Sunday, August 10, 2008
A Dai Due Dinner
Last night I had the privilege of attending a Dai Due dinner. The brainchild of chef Jesse Griffiths and his partner, farmer Tamara Mayfield, Dai Due is a roving supper club that offers multicourse dinners prepared with only locally produced, seasonal ingredients, grown with sustainable agricultural methods.
As you can imagine, Jesse and Tamara are big supporters of the local food movement, which is how I ended up at the event. Dai Due sponsored a benefit for Green Corn Project, and I attended as a GCP board member. It was a rough assignment: eat wonderful fresh food, drink Texas wines, and discuss one of my favorite organizations, but somebody had to do it.
What this event even more special was that Tom, the owner of the Great Outdoors nursery, offered up his house as the location for the dinner. (I've met him a couple of times now and have unfortunately completely forgotten his last name. Can I blame the wine?)
Tom lives down south, in Manchaca. Driving through his neighborhood, you would never know that a lush oasis lies behind his fence. The area between the back patio and the pool is the highlight of his yard. It's filled with tropical and semi-tropical plants. You could almost feel a slight ocean breeze (if you had enough cocktails). It was still 90+ degrees in the shade.
The property is actually quite large, and I couldn't resist looking around a bit. This side of the yard was the nuts-and-bolts gardening area--a greenhouse, pots, and tools.
Before I could wander too far, it was time to dine, or drink, actually. We started the evening with muddled peach Tom Collins drinks on the patio.
We then moved inside for the eight-course meal: marinated red snapper, shrimp and grits (my favorite of the night), tomato salad, sauteed rabbit loin, poached turkey salad with purslane and oyster mushrooms, butternut squash soup, Veldhuizen cheese, and peaches with cat's tongue cookies for dessert.
I shared the table with a lovely foursome of well-traveled friends. Vietnam has now moved up on my list of places to visit. Between the food, the drinks, the company and the good cause, I couldn't think of a better way to spend an evening.

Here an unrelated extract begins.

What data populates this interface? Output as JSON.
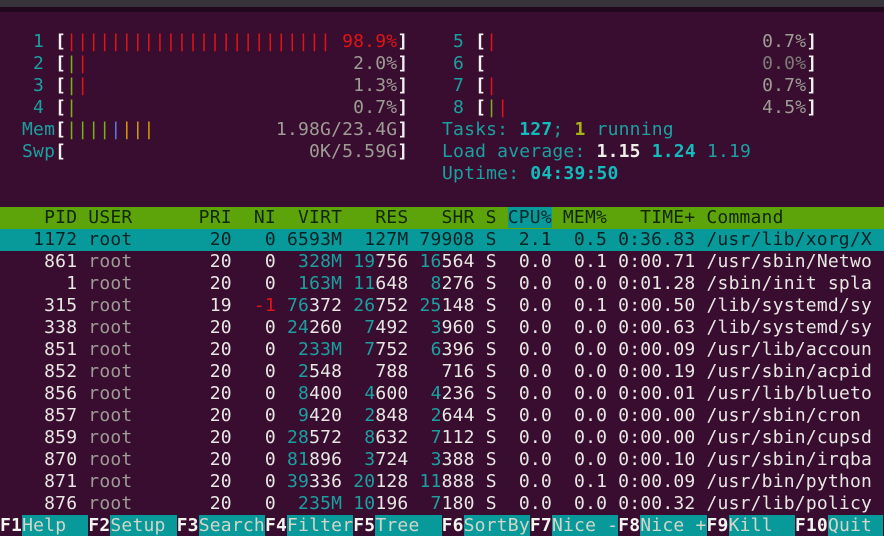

If you are interested in attending a Dai Due dinner--and I highly recommend it--sign up on their mailing list and act quickly when you get the list of events. Even before Dai Due's mention in the July issue of Food & Wine magazine, its dinners sold out quickly. I imagine they fill up even faster now. You'll be surprised and delighted at the wealth of food available locally.